— Exercise material —

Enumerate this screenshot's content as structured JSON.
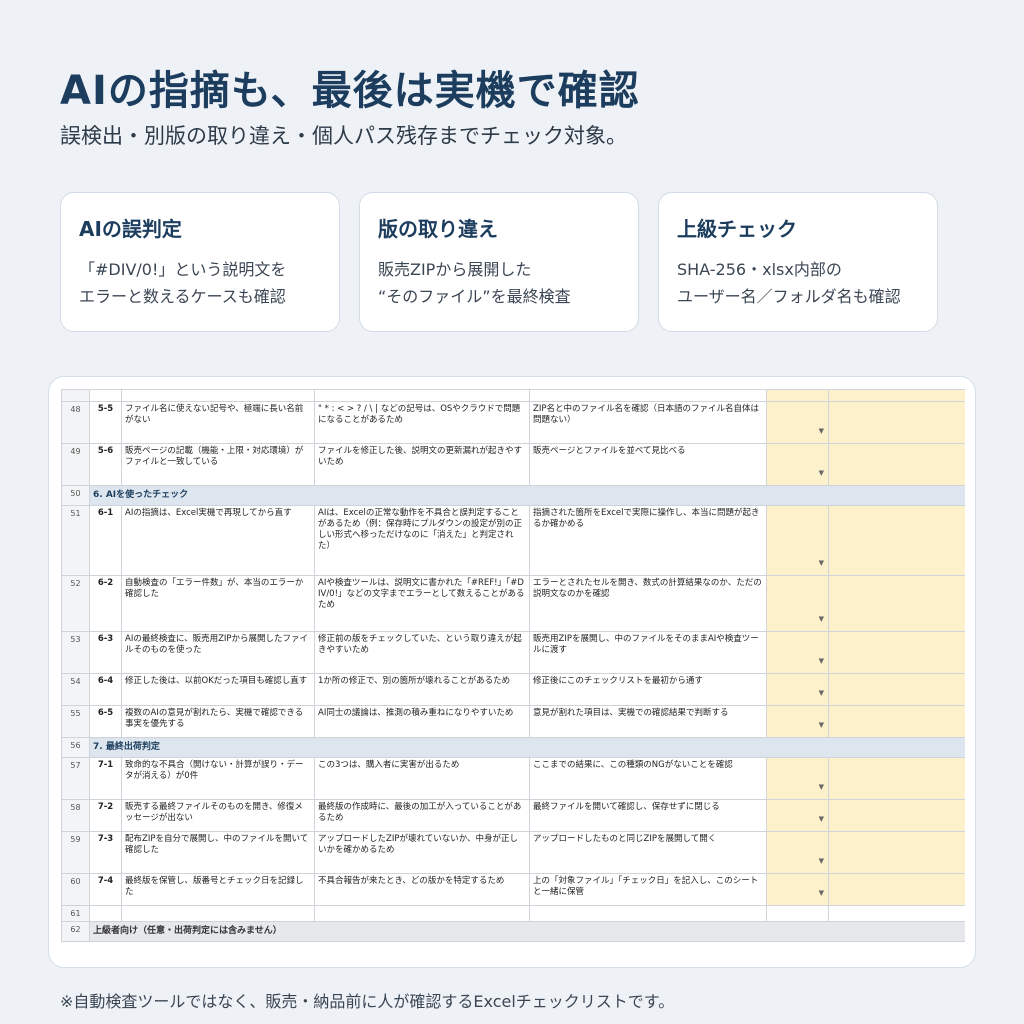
{
  "header": {
    "title": "AIの指摘も、最後は実機で確認",
    "subtitle": "誤検出・別版の取り違え・個人パス残存までチェック対象。"
  },
  "cards": [
    {
      "title": "AIの誤判定",
      "line1": "「#DIV/0!」という説明文を",
      "line2": "エラーと数えるケースも確認"
    },
    {
      "title": "版の取り違え",
      "line1": "販売ZIPから展開した",
      "line2": "“そのファイル”を最終検査"
    },
    {
      "title": "上級チェック",
      "line1": "SHA-256・xlsx内部の",
      "line2": "ユーザー名／フォルダ名も確認"
    }
  ],
  "sheet": {
    "rows": [
      {
        "row": "48",
        "no": "5-5",
        "item": "ファイル名に使えない記号や、極端に長い名前がない",
        "reason": "\" * : < > ? / \\ | などの記号は、OSやクラウドで問題になることがあるため",
        "method": "ZIP名と中のファイル名を確認（日本語のファイル名自体は問題ない）"
      },
      {
        "row": "49",
        "no": "5-6",
        "item": "販売ページの記載（機能・上限・対応環境）がファイルと一致している",
        "reason": "ファイルを修正した後、説明文の更新漏れが起きやすいため",
        "method": "販売ページとファイルを並べて見比べる"
      },
      {
        "row": "50",
        "section": "6. AIを使ったチェック"
      },
      {
        "row": "51",
        "no": "6-1",
        "item": "AIの指摘は、Excel実機で再現してから直す",
        "reason": "AIは、Excelの正常な動作を不具合と誤判定することがあるため（例：保存時にプルダウンの設定が別の正しい形式へ移っただけなのに「消えた」と判定された）",
        "method": "指摘された箇所をExcelで実際に操作し、本当に問題が起きるか確かめる"
      },
      {
        "row": "52",
        "no": "6-2",
        "item": "自動検査の「エラー件数」が、本当のエラーか確認した",
        "reason": "AIや検査ツールは、説明文に書かれた「#REF!」「#DIV/0!」などの文字までエラーとして数えることがあるため",
        "method": "エラーとされたセルを開き、数式の計算結果なのか、ただの説明文なのかを確認"
      },
      {
        "row": "53",
        "no": "6-3",
        "item": "AIの最終検査に、販売用ZIPから展開したファイルそのものを使った",
        "reason": "修正前の版をチェックしていた、という取り違えが起きやすいため",
        "method": "販売用ZIPを展開し、中のファイルをそのままAIや検査ツールに渡す"
      },
      {
        "row": "54",
        "no": "6-4",
        "item": "修正した後は、以前OKだった項目も確認し直す",
        "reason": "1か所の修正で、別の箇所が壊れることがあるため",
        "method": "修正後にこのチェックリストを最初から通す"
      },
      {
        "row": "55",
        "no": "6-5",
        "item": "複数のAIの意見が割れたら、実機で確認できる事実を優先する",
        "reason": "AI同士の議論は、推測の積み重ねになりやすいため",
        "method": "意見が割れた項目は、実機での確認結果で判断する"
      },
      {
        "row": "56",
        "section": "7. 最終出荷判定"
      },
      {
        "row": "57",
        "no": "7-1",
        "item": "致命的な不具合（開けない・計算が誤り・データが消える）が0件",
        "reason": "この3つは、購入者に実害が出るため",
        "method": "ここまでの結果に、この種類のNGがないことを確認"
      },
      {
        "row": "58",
        "no": "7-2",
        "item": "販売する最終ファイルそのものを開き、修復メッセージが出ない",
        "reason": "最終版の作成時に、最後の加工が入っていることがあるため",
        "method": "最終ファイルを開いて確認し、保存せずに閉じる"
      },
      {
        "row": "59",
        "no": "7-3",
        "item": "配布ZIPを自分で展開し、中のファイルを開いて確認した",
        "reason": "アップロードしたZIPが壊れていないか、中身が正しいかを確かめるため",
        "method": "アップロードしたものと同じZIPを展開して開く"
      },
      {
        "row": "60",
        "no": "7-4",
        "item": "最終版を保管し、版番号とチェック日を記録した",
        "reason": "不具合報告が来たとき、どの版かを特定するため",
        "method": "上の「対象ファイル」「チェック日」を記入し、このシートと一緒に保管"
      },
      {
        "row": "61"
      },
      {
        "row": "62",
        "advanced": "上級者向け（任意・出荷判定には含みません）"
      }
    ]
  },
  "footnote": "※自動検査ツールではなく、販売・納品前に人が確認するExcelチェックリストです。",
  "colors": {
    "accent": "#1c3d5e",
    "section_bg": "#dde6ef",
    "input_bg": "#fdf1cc"
  }
}
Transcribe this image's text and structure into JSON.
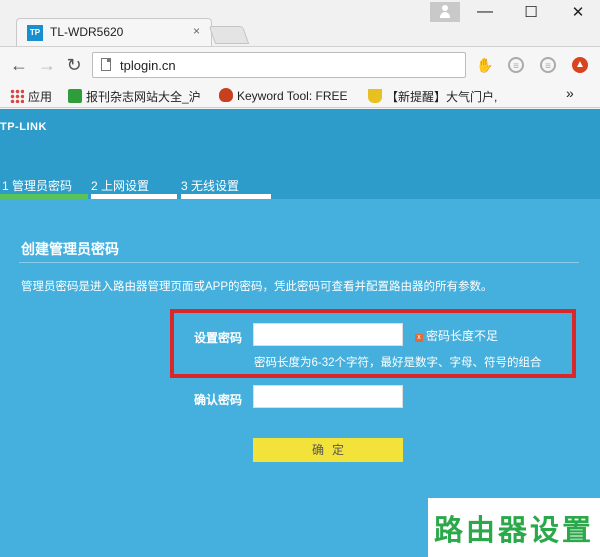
{
  "browser": {
    "tab_title": "TL-WDR5620",
    "tab_favicon_text": "TP",
    "tab_close": "×",
    "window": {
      "minimize": "—",
      "maximize": "☐",
      "close": "✕"
    },
    "nav": {
      "back": "←",
      "forward": "→",
      "reload": "↻"
    },
    "url": "tplogin.cn",
    "bookmarks": [
      {
        "label": "应用",
        "icon": "apps-grid-icon"
      },
      {
        "label": "报刊杂志网站大全_沪",
        "icon": "bookmark-green-icon"
      },
      {
        "label": "Keyword Tool: FREE",
        "icon": "bookmark-flame-icon"
      },
      {
        "label": "【新提醒】大气门户,",
        "icon": "bookmark-trophy-icon"
      }
    ],
    "bookmarks_more": "»"
  },
  "page": {
    "logo": "TP-LINK",
    "steps": [
      {
        "label": "1 管理员密码",
        "active": true
      },
      {
        "label": "2 上网设置",
        "active": false
      },
      {
        "label": "3 无线设置",
        "active": false
      }
    ],
    "section_title": "创建管理员密码",
    "description": "管理员密码是进入路由器管理页面或APP的密码，凭此密码可查看并配置路由器的所有参数。",
    "set_password_label": "设置密码",
    "set_password_value": "",
    "error_icon": "x",
    "error_text": "密码长度不足",
    "hint": "密码长度为6-32个字符，最好是数字、字母、符号的组合",
    "confirm_password_label": "确认密码",
    "confirm_password_value": "",
    "confirm_button": "确定"
  },
  "watermark": "路由器设置",
  "colors": {
    "page_bg": "#45b0dd",
    "header_bg": "#2e9ccb",
    "active_step": "#58c25b",
    "button": "#f2e23a",
    "highlight_box": "#d8282a",
    "watermark": "#2ba84a"
  }
}
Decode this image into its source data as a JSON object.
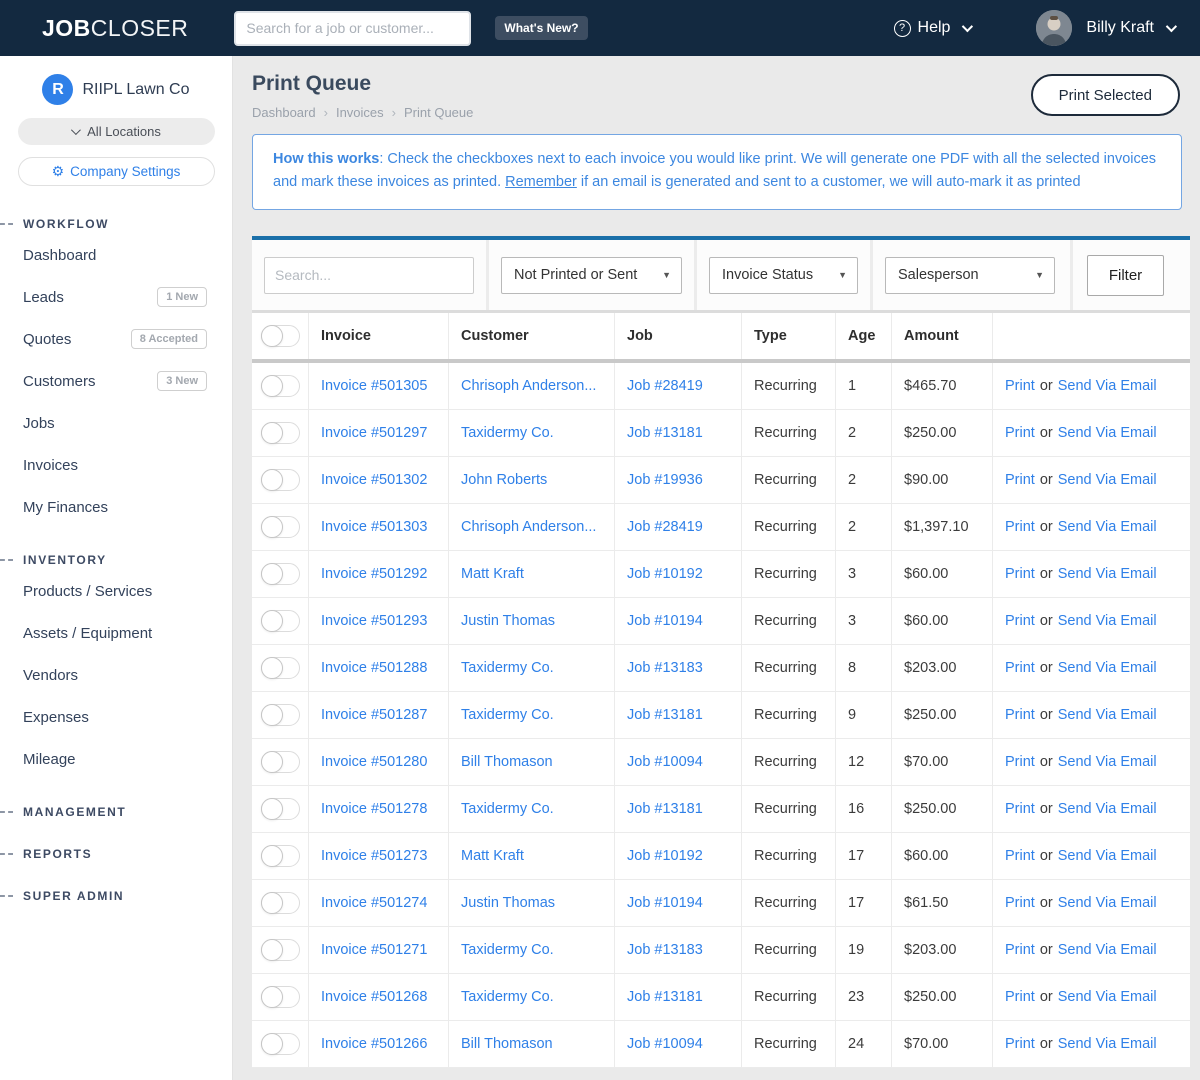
{
  "colors": {
    "accent_blue": "#2f80e8",
    "navbar_bg": "#132940",
    "card_top_bar": "#1b70a9",
    "info_text": "#3c87e0"
  },
  "navbar": {
    "logo_bold": "JOB",
    "logo_light": "CLOSER",
    "search_placeholder": "Search for a job or customer...",
    "whats_new_label": "What's New?",
    "help_label": "Help",
    "user_name": "Billy Kraft"
  },
  "sidebar": {
    "company_initial": "R",
    "company_name": "RIIPL Lawn Co",
    "locations_label": "All Locations",
    "settings_label": "Company Settings",
    "workflow": {
      "header": "WORKFLOW",
      "items": [
        {
          "label": "Dashboard"
        },
        {
          "label": "Leads",
          "badge": "1 New"
        },
        {
          "label": "Quotes",
          "badge": "8 Accepted"
        },
        {
          "label": "Customers",
          "badge": "3 New"
        },
        {
          "label": "Jobs"
        },
        {
          "label": "Invoices"
        },
        {
          "label": "My Finances"
        }
      ]
    },
    "inventory": {
      "header": "INVENTORY",
      "items": [
        {
          "label": "Products / Services"
        },
        {
          "label": "Assets / Equipment"
        },
        {
          "label": "Vendors"
        },
        {
          "label": "Expenses"
        },
        {
          "label": "Mileage"
        }
      ]
    },
    "extra_headers": [
      "MANAGEMENT",
      "REPORTS",
      "SUPER ADMIN"
    ]
  },
  "page": {
    "title": "Print Queue",
    "breadcrumb": [
      "Dashboard",
      "Invoices",
      "Print Queue"
    ],
    "print_selected_label": "Print Selected",
    "info": {
      "lead": "How this works",
      "text_before": ": Check the checkboxes next to each invoice you would like print. We will generate one PDF with all the selected invoices and mark these invoices as printed. ",
      "underlined": "Remember",
      "text_after": " if an email is generated and sent to a customer, we will auto-mark it as printed"
    }
  },
  "filters": {
    "search_placeholder": "Search...",
    "printed_filter": "Not Printed or Sent",
    "status_filter": "Invoice Status",
    "salesperson_filter": "Salesperson",
    "filter_button_label": "Filter"
  },
  "table": {
    "columns": {
      "invoice": "Invoice",
      "customer": "Customer",
      "job": "Job",
      "type": "Type",
      "age": "Age",
      "amount": "Amount"
    },
    "actions": {
      "print": "Print",
      "or": "or",
      "email": "Send Via Email"
    },
    "rows": [
      {
        "invoice": "Invoice #501305",
        "customer": "Chrisoph Anderson...",
        "job": "Job #28419",
        "type": "Recurring",
        "age": "1",
        "amount": "$465.70"
      },
      {
        "invoice": "Invoice #501297",
        "customer": "Taxidermy Co.",
        "job": "Job #13181",
        "type": "Recurring",
        "age": "2",
        "amount": "$250.00"
      },
      {
        "invoice": "Invoice #501302",
        "customer": "John Roberts",
        "job": "Job #19936",
        "type": "Recurring",
        "age": "2",
        "amount": "$90.00"
      },
      {
        "invoice": "Invoice #501303",
        "customer": "Chrisoph Anderson...",
        "job": "Job #28419",
        "type": "Recurring",
        "age": "2",
        "amount": "$1,397.10"
      },
      {
        "invoice": "Invoice #501292",
        "customer": "Matt Kraft",
        "job": "Job #10192",
        "type": "Recurring",
        "age": "3",
        "amount": "$60.00"
      },
      {
        "invoice": "Invoice #501293",
        "customer": "Justin Thomas",
        "job": "Job #10194",
        "type": "Recurring",
        "age": "3",
        "amount": "$60.00"
      },
      {
        "invoice": "Invoice #501288",
        "customer": "Taxidermy Co.",
        "job": "Job #13183",
        "type": "Recurring",
        "age": "8",
        "amount": "$203.00"
      },
      {
        "invoice": "Invoice #501287",
        "customer": "Taxidermy Co.",
        "job": "Job #13181",
        "type": "Recurring",
        "age": "9",
        "amount": "$250.00"
      },
      {
        "invoice": "Invoice #501280",
        "customer": "Bill Thomason",
        "job": "Job #10094",
        "type": "Recurring",
        "age": "12",
        "amount": "$70.00"
      },
      {
        "invoice": "Invoice #501278",
        "customer": "Taxidermy Co.",
        "job": "Job #13181",
        "type": "Recurring",
        "age": "16",
        "amount": "$250.00"
      },
      {
        "invoice": "Invoice #501273",
        "customer": "Matt Kraft",
        "job": "Job #10192",
        "type": "Recurring",
        "age": "17",
        "amount": "$60.00"
      },
      {
        "invoice": "Invoice #501274",
        "customer": "Justin Thomas",
        "job": "Job #10194",
        "type": "Recurring",
        "age": "17",
        "amount": "$61.50"
      },
      {
        "invoice": "Invoice #501271",
        "customer": "Taxidermy Co.",
        "job": "Job #13183",
        "type": "Recurring",
        "age": "19",
        "amount": "$203.00"
      },
      {
        "invoice": "Invoice #501268",
        "customer": "Taxidermy Co.",
        "job": "Job #13181",
        "type": "Recurring",
        "age": "23",
        "amount": "$250.00"
      },
      {
        "invoice": "Invoice #501266",
        "customer": "Bill Thomason",
        "job": "Job #10094",
        "type": "Recurring",
        "age": "24",
        "amount": "$70.00"
      }
    ]
  }
}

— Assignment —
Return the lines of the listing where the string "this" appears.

— Task response —
Enumerate this screenshot's content as structured JSON.
Transcribe this image's text and structure into JSON.
Decode this image into its source data as a JSON object.
      "lead": "How this works",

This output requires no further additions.